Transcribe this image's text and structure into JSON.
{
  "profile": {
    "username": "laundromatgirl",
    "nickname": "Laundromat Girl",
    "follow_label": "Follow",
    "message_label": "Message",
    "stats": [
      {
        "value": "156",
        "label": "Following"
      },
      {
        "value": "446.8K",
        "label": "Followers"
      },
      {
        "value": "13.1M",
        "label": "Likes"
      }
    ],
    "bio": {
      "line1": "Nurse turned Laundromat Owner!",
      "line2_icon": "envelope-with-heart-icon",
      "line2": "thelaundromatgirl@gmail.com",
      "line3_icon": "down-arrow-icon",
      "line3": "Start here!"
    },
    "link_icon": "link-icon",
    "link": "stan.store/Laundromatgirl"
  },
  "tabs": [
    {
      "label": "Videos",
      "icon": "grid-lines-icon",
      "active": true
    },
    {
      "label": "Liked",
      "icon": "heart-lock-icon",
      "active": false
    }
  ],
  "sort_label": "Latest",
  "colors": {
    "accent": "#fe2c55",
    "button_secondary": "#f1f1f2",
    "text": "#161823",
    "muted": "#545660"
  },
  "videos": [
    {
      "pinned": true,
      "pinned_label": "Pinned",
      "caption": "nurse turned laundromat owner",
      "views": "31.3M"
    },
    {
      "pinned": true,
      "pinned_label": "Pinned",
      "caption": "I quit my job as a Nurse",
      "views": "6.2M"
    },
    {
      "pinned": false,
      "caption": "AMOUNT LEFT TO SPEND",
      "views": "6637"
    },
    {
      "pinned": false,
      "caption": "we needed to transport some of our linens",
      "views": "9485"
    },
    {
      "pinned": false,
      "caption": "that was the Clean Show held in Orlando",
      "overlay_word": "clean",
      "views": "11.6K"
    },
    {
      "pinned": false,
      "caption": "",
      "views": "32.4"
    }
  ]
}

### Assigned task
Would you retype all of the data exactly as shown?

### Solution to the problem
Transcribe this image's text and structure into JSON.
{
  "profile": {
    "username": "laundromatgirl",
    "nickname": "Laundromat Girl",
    "follow_label": "Follow",
    "message_label": "Message",
    "stats": [
      {
        "value": "156",
        "label": "Following"
      },
      {
        "value": "446.8K",
        "label": "Followers"
      },
      {
        "value": "13.1M",
        "label": "Likes"
      }
    ],
    "bio": {
      "line1": "Nurse turned Laundromat Owner!",
      "line2_icon": "envelope-with-heart-icon",
      "line2": "thelaundromatgirl@gmail.com",
      "line3_icon": "down-arrow-icon",
      "line3": "Start here!"
    },
    "link_icon": "link-icon",
    "link": "stan.store/Laundromatgirl"
  },
  "tabs": [
    {
      "label": "Videos",
      "icon": "grid-lines-icon",
      "active": true
    },
    {
      "label": "Liked",
      "icon": "heart-lock-icon",
      "active": false
    }
  ],
  "sort_label": "Latest",
  "colors": {
    "accent": "#fe2c55",
    "button_secondary": "#f1f1f2",
    "text": "#161823",
    "muted": "#545660"
  },
  "videos": [
    {
      "pinned": true,
      "pinned_label": "Pinned",
      "caption": "nurse turned laundromat owner",
      "views": "31.3M"
    },
    {
      "pinned": true,
      "pinned_label": "Pinned",
      "caption": "I quit my job as a Nurse",
      "views": "6.2M"
    },
    {
      "pinned": false,
      "caption": "AMOUNT LEFT TO SPEND",
      "views": "6637"
    },
    {
      "pinned": false,
      "caption": "we needed to transport some of our linens",
      "views": "9485"
    },
    {
      "pinned": false,
      "caption": "that was the Clean Show held in Orlando",
      "overlay_word": "clean",
      "views": "11.6K"
    },
    {
      "pinned": false,
      "caption": "",
      "views": "32.4"
    }
  ]
}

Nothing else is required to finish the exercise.